520 Days, 8 Hours, 45 Minutes: That is the time it took from when President Obama filed for re-election to when Governor Hickenlooper finally embraced the titular head of his own party, giving him a full-throated endorsement at the Democratic National Convention last night.

Chickenlooper CounterAs we’ve documented on Colorado Peak Politics, and as Allison Sherry (!) noted on the pages of The Denver Post yesterday, Hickenlooper has been hiding from Obama for the better part of two years.

Per Sherry’s article:

CHARLOTTE, N.C. — When Gov. John Hickenlooper takes the stage Wednesday at the Democratic National Convention, he will have formally moved from a carefully crafted apolitical persona to a place where he is stumping for a Democratic president.

Hickenlooper is usually among the greeters on the tarmac when President Barack Obama lands in Colorado — seven times this year alone — and the two have shared phone conversations about Colorado’s various tragedies, from the drought to the wildfires to the Aurora shooting.

But Hickenlooper has not often publicly praised Obama in his battle against Mitt Romney. He hasn’t been seen mingling at many of his Colorado fundraisers and, in his gubernatorial bid in the Republican sweep year of 2010, was even viewed as distancing himself from the president.

As Sherry notes, Hickenlooper has always been at the edges of Obama’s campaign, but we’d note careful to never fully associate himself with an incumbent President whose approval ratings are underwater.

Hickenlooper claimed to Sherry that he’s “always supported” the President. Funny, you could have fooled us.

Last Fall, Hickenlooper told the Colorado Springs Gazette that he was only “likely” to endorse Obama’s re-election — that doesn’t sound like someone who “always supported” the President. Hick also told the Gazette he wasn’t planning on stumping for Obama, claiming he “wasn’t the best public speaker.

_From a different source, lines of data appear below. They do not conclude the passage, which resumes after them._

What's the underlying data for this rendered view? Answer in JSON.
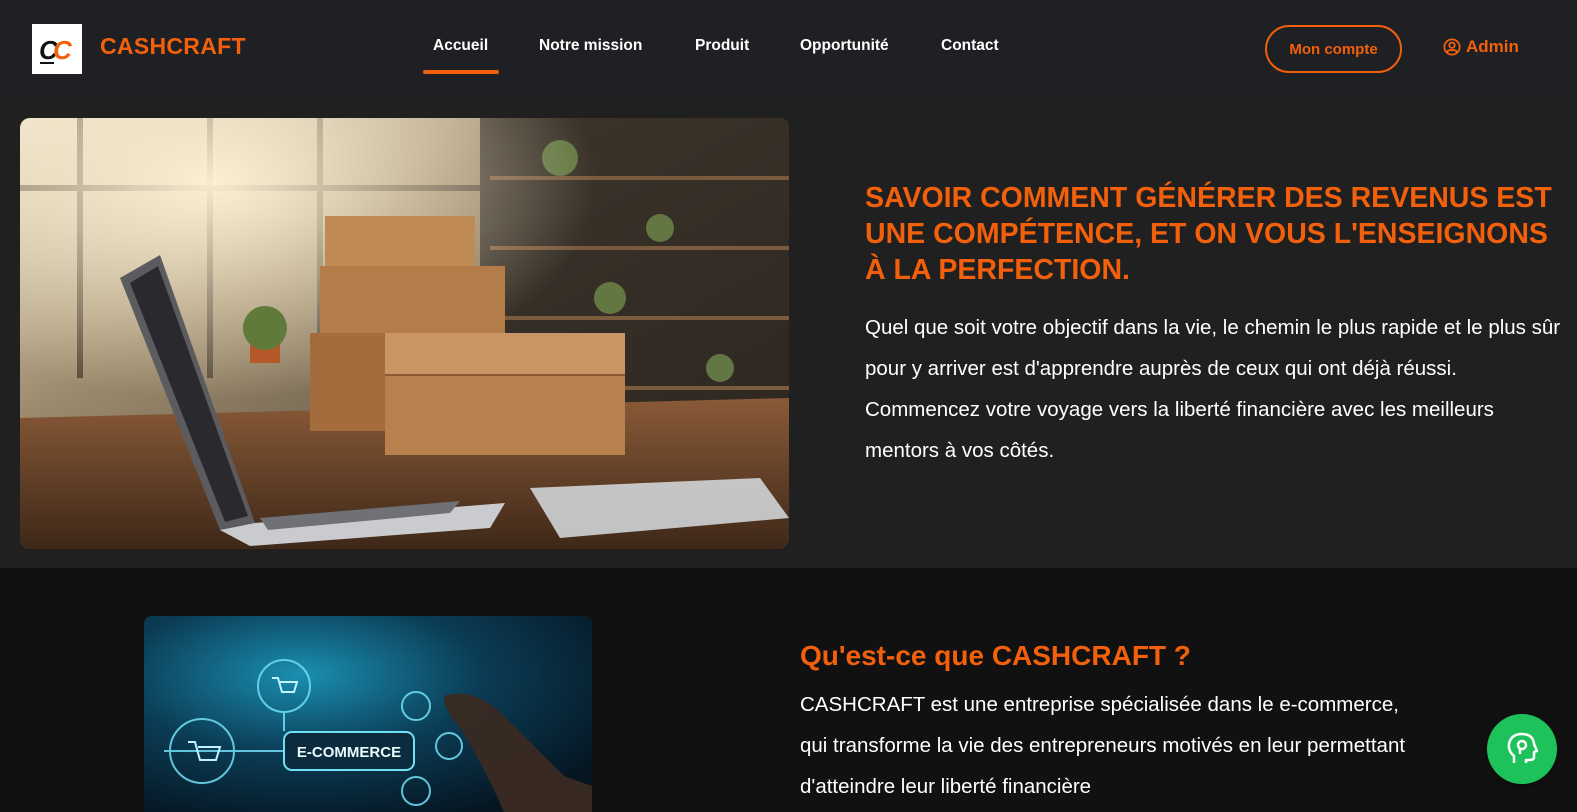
{
  "header": {
    "logo_text": "CC",
    "brand": "CASHCRAFT",
    "nav": [
      {
        "label": "Accueil",
        "active": true
      },
      {
        "label": "Notre mission",
        "active": false
      },
      {
        "label": "Produit",
        "active": false
      },
      {
        "label": "Opportunité",
        "active": false
      },
      {
        "label": "Contact",
        "active": false
      }
    ],
    "account_button": "Mon compte",
    "admin_label": "Admin",
    "admin_icon": "user-circle-icon"
  },
  "hero": {
    "image_subject": "laptop-and-cardboard-boxes",
    "title": "SAVOIR COMMENT GÉNÉRER DES REVENUS EST UNE COMPÉTENCE, ET ON VOUS L'ENSEIGNONS À LA PERFECTION.",
    "text": "Quel que soit votre objectif dans la vie, le chemin le plus rapide et le plus sûr pour y arriver est d'apprendre auprès de ceux qui ont déjà réussi. Commencez votre voyage vers la liberté financière avec les meilleurs mentors à vos côtés."
  },
  "about": {
    "image_label": "E-COMMERCE",
    "title": "Qu'est-ce que CASHCRAFT ?",
    "text": "CASHCRAFT est une entreprise spécialisée dans le e-commerce, qui transforme la vie des entrepreneurs motivés en leur permettant d'atteindre leur liberté financière"
  },
  "chat": {
    "icon": "support-head-icon"
  },
  "colors": {
    "accent": "#f2600c",
    "header_bg": "#1f2023",
    "hero_bg": "#202020",
    "section_bg": "#111111",
    "chat": "#1ec25b"
  }
}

Based on the speech Hickenlooper gave last night — during which a live shot of the speech showed that even Ken Salazar wasn’t paying attention — he may have been right about his oratory skills.

Regardless of his reasons, it’s still shocking how long Hickenlooper avoided an outright endorsement of Obama. Last week he introduced Obama at an event at CSU, but the full political embrace didn’t occur until last night.

With Hickenlooper’s penchant for “parsing words” as Sherry put it, it’s hard to tell exactly when a formal endorsement of Obama was offered by Hick, so we’re taking last night’s speech as the definitive seal of approval.

520 Days, 8 Hours, 45 minutes: That is when Hickenlooper’s nonpartisan brand began to die.


While Hick stuck tightly to his script, mostly pontificating about his own business career and craft beer production in Colorado, the moment had significant political repercussions to it. Should Obama win re-election, Hick can safely claim a role in that victory. But should Obama’s recent polling trajectory in Colorado continue, and should he lose the state or the Presidency, Hickenlooper’s star will shine a little bit less.

Hickenlooper’s strength politically has always come partially from the fact that his brand of politics are often separate and distinct from that of the Democratic Party. Happy to annoy environmentalists with his love of fracking, or liberals with his avoidance of a position on the tax increase ballot initiative Prop 103, Hick is beloved by many in Colorado specifically because he avoids toeing the liberal Democratic line.

Last night, he tossed aside that political path in favor of a more partisan role — one he may regret embracing coming the night of November 6.